Who received and responded to the survey? The basic answer: older people of Christian faith in Texas who tend to have an abundance of resources.

While the U.S. Census shows that only 26 percent of households across Texas have an income above $100,000, over half (or 56 percent) of the households in our survey enjoy this income bracket. Our respondents are also actively engaged with organizations in their communities, with 89 percent reporting involvement with their church, parish, or other faith congregation and 73 percent engaged with nonprofit organizations.

These mature, affluent, religious communities see themselves as oriented to the needs of people experiencing poverty in their areas. Among those who reported involvement with a community of faith, 73 percent said their church prioritizes support for people who lack access to resources. This group also reports individual giving to organizations addressing the needs of poverty: 80 percent of respondents give to nonprofits, and 71 percent give to food pantries.

This all seems promising, right? A lot of well-resourced Texas Christians go regularly to churches that care a lot about poverty, and on top of that, they give their own money to support the needs of those who don’t have enough to eat. It sounds like our community is doing its part.

Yet survey respondents also revealed other, trickier sensibilities: the issue of poverty feels really big (overwhelming, in fact); people feel like what they’re doing is not enough; at the same time, it’s unclear how much interest there is in doing more.

More in this series

Why We’re Asking Hard Questions

About this time last year, we sent you a community survey. That was our way of starting a conversation with you about the gaps that exist within our communities, especially the gaps in opportunities and resources that leave so many families and children struggling to survive.

Relationships to Repair the World

As a solution to a big social problem like inequity, “relationships” may sound too simple or too soft. But lack of connection between people perpetuates a lack of empathy and understanding, which leads to a lack of vision for lasting change. And there’s nothing soft about relationships.

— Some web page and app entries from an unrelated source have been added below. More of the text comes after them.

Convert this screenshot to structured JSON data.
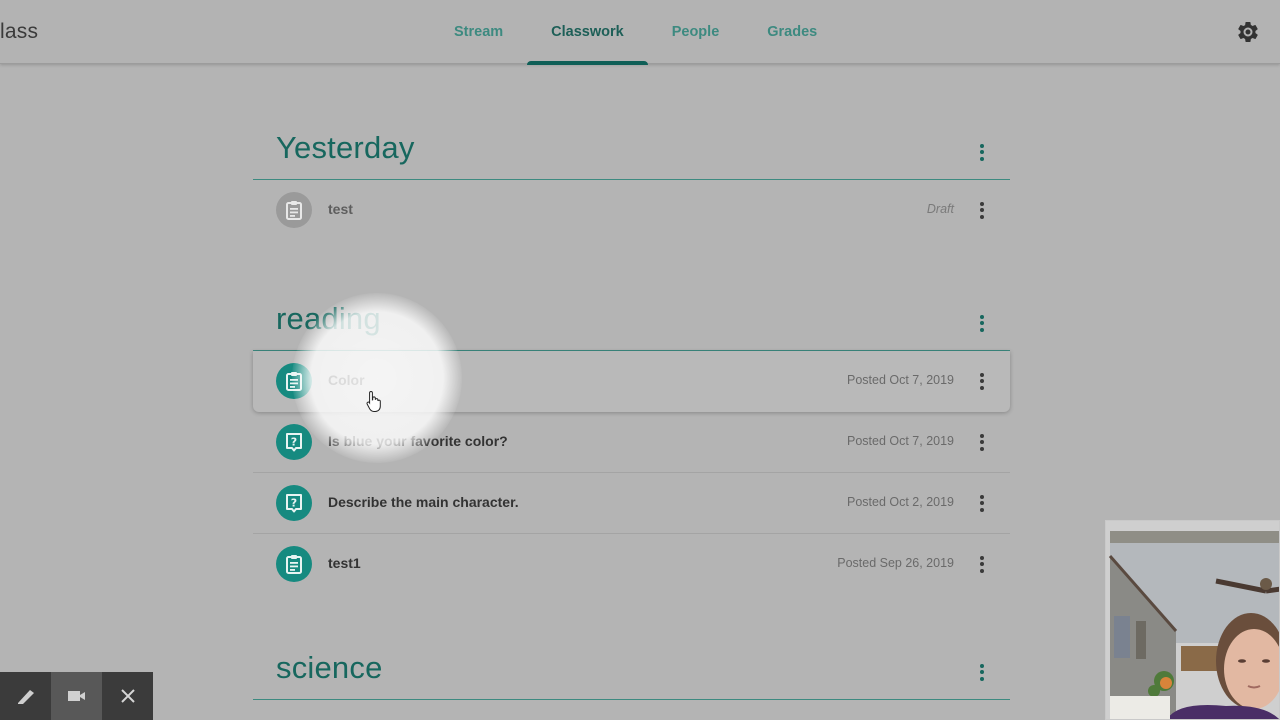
{
  "header": {
    "class_name": "lass",
    "tabs": [
      {
        "label": "Stream",
        "active": false
      },
      {
        "label": "Classwork",
        "active": true
      },
      {
        "label": "People",
        "active": false
      },
      {
        "label": "Grades",
        "active": false
      }
    ],
    "settings_icon": "gear-icon"
  },
  "sections": [
    {
      "title": "Yesterday",
      "items": [
        {
          "title": "test",
          "meta": "Draft",
          "type": "assignment",
          "draft": true
        }
      ]
    },
    {
      "title": "reading",
      "items": [
        {
          "title": "Color",
          "meta": "Posted Oct 7, 2019",
          "type": "assignment",
          "hovered": true
        },
        {
          "title": "Is blue your favorite color?",
          "meta": "Posted Oct 7, 2019",
          "type": "question"
        },
        {
          "title": "Describe the main character.",
          "meta": "Posted Oct 2, 2019",
          "type": "question"
        },
        {
          "title": "test1",
          "meta": "Posted Sep 26, 2019",
          "type": "assignment"
        }
      ]
    },
    {
      "title": "science",
      "items": []
    }
  ],
  "recorder_toolbar": {
    "tools": [
      "pen-icon",
      "camera-icon",
      "close-icon"
    ],
    "active_tool": "camera-icon"
  },
  "colors": {
    "accent": "#17675e",
    "icon_bg": "#168a80",
    "tab_indicator": "#0f5f57"
  }
}
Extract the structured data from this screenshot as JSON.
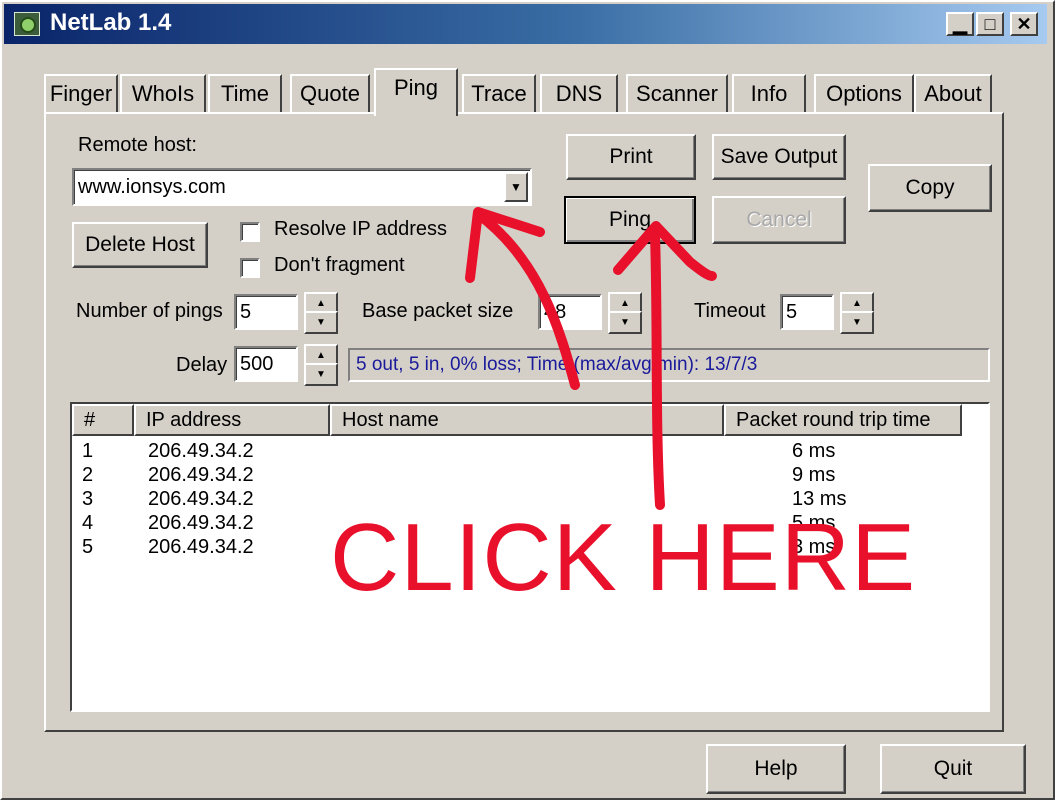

Community Survey: What We Asked and How You Answered

We asked 20,000 people questions about what social concerns they feel need the most attention. We also gave them a chance to tell us about what they’re already doing in their community. Here's what we learned.

Answering “Who Is My Neighbor?”

We undertook this survey as one early step toward an ambitious goal: to engage our community in a new conversation about why poverty and inequity exist and persist. To put it differently, we intend to inspire fresh thinking around an age—old question: “Who is my neighbor?”

View the full issue and subscribe to get the free quarterly print edition of Echoes delivered to your doorstep.